Connecticut released data Thursday for the first time showing the race of people subjected to police use of force, a reporting practice that many states are beginning to adopt in the wake of nationwide calls for more police accountability.
The data from 2019 and 2020 appeared to show Connecticut police used force on Black people at disproportionate rates compared with white people, but the analysts who released the data cautioned that there were limitations in the reporting, saying it was “insufficient” and could not be used for a comprehensive assessment.
The state is just the second in the country, after New Jersey, to publicly report statewide police use-of-force data, officials said. Several other states have passed similar requirements in recent years and will soon be reporting their results. The changes have come in response to fatal shootings and other uses of force by police officers against Black people that sparked outrage and protests across the country.
Several cities in the U.S., including New York, have been reporting use-of-force data for years. The FBI has been gathering data nationally but has not yet released the raw data or analyses.
The Connecticut report said that of the more than 1,300 people reported to have been subjected to police use of force in 2019 and 2020, 38% were Black, 33% were white and 20% were Hispanic.
The Connecticut population is 13% Black, 65% non-Hispanic white and 18% Hispanic, according to U.S. Census data.
Analysts and police officials said comparing use of force data to the Census data was neither valid nor fair for a host of reasons.
The bulk of use of force reports came from police departments in the state's largest cities, which have much higher minority populations, said analysts in the report by the Institute for Municipal and Regional Policy at the University of Connecticut.
Ken Barone, associate director of the institute, said it may be better to compare the use-of-force data with arrest data. In 2019 and 2020, about 34% of people arrested in Connecticut were Black, 44% were white and 21% were Hispanic. The number of use-of-force incidents was just 1% of the number of arrests.
“A disparity still appears to exist in reported incidents of force involving Black individuals when compared to available arrest data,” the report said.
Scot X. Esdaile, president of the state chapter of the NAACP, said the racial demographic data was troubling.
“It's not something that I think I'm surprised about because we see on a regular basis the heavy hand of law enforcement on Black communities, and we’ve seen it for decades,” he said. “This kind of validates that something seriously needs to be done.”
David McGuire, executive director of the American Civil Liberties Union of Connecticut, also said he found some of the data disturbing,
Of the more than 1,300 people subjected to police use of force over the two years, police reported that 31% were said to be emotionally disturbed, 9% were said to be suicidal and more than 40% were said to be under the influence of drugs or alcohol, the report says. And about a third of the people subjected to police force were fleeing at the time.
“It is another clear indication that there needs to be a very intentional move by government ... to move money out of policing and into services people need,” McGuire said.

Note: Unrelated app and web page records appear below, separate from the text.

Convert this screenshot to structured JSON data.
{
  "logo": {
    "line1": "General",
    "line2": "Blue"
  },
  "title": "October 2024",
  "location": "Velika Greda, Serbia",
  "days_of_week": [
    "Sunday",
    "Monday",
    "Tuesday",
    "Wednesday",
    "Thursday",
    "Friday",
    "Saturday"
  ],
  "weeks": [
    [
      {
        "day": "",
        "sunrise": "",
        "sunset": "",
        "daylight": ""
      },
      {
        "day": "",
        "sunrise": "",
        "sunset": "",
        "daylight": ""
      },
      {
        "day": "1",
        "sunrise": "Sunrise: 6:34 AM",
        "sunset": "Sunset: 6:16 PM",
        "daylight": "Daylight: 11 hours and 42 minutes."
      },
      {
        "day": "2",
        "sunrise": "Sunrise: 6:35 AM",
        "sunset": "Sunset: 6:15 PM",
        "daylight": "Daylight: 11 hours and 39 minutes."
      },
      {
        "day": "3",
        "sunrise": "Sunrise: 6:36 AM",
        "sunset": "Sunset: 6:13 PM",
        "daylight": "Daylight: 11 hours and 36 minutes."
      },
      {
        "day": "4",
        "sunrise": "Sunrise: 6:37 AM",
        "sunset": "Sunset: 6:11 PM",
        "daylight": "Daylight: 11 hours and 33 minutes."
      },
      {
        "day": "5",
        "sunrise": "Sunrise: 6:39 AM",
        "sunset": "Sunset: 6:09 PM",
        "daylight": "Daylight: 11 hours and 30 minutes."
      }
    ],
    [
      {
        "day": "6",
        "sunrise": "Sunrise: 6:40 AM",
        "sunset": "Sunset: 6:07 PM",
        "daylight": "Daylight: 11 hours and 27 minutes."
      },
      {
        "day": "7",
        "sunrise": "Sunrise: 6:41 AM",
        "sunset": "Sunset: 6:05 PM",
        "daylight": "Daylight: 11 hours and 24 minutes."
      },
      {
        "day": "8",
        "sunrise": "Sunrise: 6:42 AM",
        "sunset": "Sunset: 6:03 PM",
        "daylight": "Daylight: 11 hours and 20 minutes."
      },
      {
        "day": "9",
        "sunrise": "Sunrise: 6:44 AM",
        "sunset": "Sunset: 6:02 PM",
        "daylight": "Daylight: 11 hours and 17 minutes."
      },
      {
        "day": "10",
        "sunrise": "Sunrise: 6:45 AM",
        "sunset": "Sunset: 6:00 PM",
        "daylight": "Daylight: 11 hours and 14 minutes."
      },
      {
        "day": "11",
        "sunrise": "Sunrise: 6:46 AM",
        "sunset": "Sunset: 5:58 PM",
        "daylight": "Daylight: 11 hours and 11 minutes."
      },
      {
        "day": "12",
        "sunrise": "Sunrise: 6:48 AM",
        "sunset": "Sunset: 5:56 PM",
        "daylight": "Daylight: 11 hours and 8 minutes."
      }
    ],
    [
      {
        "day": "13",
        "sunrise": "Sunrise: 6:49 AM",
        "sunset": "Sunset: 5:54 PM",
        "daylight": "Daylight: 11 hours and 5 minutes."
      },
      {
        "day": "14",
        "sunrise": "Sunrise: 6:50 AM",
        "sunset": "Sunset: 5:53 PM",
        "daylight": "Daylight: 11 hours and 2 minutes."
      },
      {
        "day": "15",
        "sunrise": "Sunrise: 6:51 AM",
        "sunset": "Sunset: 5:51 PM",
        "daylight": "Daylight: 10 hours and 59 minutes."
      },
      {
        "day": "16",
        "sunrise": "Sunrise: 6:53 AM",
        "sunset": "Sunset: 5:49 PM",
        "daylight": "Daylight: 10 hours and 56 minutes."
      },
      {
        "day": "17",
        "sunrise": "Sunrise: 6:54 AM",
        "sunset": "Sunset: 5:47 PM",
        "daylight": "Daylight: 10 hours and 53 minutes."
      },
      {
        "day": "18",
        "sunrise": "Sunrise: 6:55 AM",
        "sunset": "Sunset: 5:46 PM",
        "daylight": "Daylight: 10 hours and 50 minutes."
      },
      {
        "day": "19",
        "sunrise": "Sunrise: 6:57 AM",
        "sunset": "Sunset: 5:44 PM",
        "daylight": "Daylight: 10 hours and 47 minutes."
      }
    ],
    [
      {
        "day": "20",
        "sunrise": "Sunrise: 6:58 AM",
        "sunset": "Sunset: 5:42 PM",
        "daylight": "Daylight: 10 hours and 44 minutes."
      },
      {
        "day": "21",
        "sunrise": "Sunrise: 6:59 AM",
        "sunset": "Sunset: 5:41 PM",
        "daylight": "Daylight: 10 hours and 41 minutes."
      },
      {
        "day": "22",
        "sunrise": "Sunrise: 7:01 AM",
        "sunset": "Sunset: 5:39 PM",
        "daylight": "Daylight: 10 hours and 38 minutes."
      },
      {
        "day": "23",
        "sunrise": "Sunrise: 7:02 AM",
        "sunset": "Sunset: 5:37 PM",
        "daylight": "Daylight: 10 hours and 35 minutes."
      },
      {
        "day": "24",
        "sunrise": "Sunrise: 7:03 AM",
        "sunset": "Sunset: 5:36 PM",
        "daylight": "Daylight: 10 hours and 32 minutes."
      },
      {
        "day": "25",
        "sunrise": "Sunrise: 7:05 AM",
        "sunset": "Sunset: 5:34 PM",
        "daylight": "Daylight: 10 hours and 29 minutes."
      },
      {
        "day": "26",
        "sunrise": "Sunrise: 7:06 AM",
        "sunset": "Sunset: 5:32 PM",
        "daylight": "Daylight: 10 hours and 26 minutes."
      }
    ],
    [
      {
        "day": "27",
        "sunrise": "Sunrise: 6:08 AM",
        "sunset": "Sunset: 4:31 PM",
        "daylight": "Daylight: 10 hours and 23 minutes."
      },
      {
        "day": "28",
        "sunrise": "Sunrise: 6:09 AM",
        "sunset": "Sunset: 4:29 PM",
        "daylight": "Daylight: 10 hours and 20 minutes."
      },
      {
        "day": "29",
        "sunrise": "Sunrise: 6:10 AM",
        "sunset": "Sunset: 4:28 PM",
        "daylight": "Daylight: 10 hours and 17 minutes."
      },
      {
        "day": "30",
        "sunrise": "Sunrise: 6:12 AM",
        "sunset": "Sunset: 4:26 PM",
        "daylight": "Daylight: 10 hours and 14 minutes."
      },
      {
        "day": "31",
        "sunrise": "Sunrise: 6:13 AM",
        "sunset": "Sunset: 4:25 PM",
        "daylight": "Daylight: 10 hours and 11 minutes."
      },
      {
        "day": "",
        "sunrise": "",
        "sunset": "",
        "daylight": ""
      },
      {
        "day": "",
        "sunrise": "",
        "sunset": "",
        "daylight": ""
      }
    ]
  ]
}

According to the report, 1,058 officers used force on 650 people in 2019, and 977 officers used force on 663 people in 2020. Some incidents involved multiple officers. There are about 7,250 police officers in Connecticut.
Bridgeport, the state’s largest city, led all departments that reported data with 264 use-of-force incidents over the two years. Waterbury reported 229 incidents, followed by state police with 181, New Haven with 161 and Hartford with 91.
Connecticut has more than 100 police agencies. The data included incidents reported by 60 departments. Other agencies reported they had no use of force incidents or did not submit data.
The data included the use of guns, stun guns, pepper spray, fists and physical restraining. Most of the uses of force were physical restraining — more than 800 incidents over the two years — while incidents involving deadly force and firearms totaled nearly 280. In most cases involving police drawing guns, officers only displayed them and did not fire, the report said.
In 2019 and 2020, 11 people were killed by police officers’ deadly use of force. Most of the people subjected to police force were unarmed — 90% in 2019 and 85% in 2020, the report said.
Officials believe a standardized form for all departments that was rolled out in July 2022 for use of force will take care of some of the inconsistencies in reporting.
Cheshire Police Chief Neil Dryfe, president of the Connecticut Police Chiefs Association, said police leaders will be closely watching future reports that include better data, including race and ethnicity numbers, to see if any changes in policing are warranted.
“The big takeaway I think, for me and many other chiefs, is that force is used in just a small, tiny fraction of police community interactions,” he said.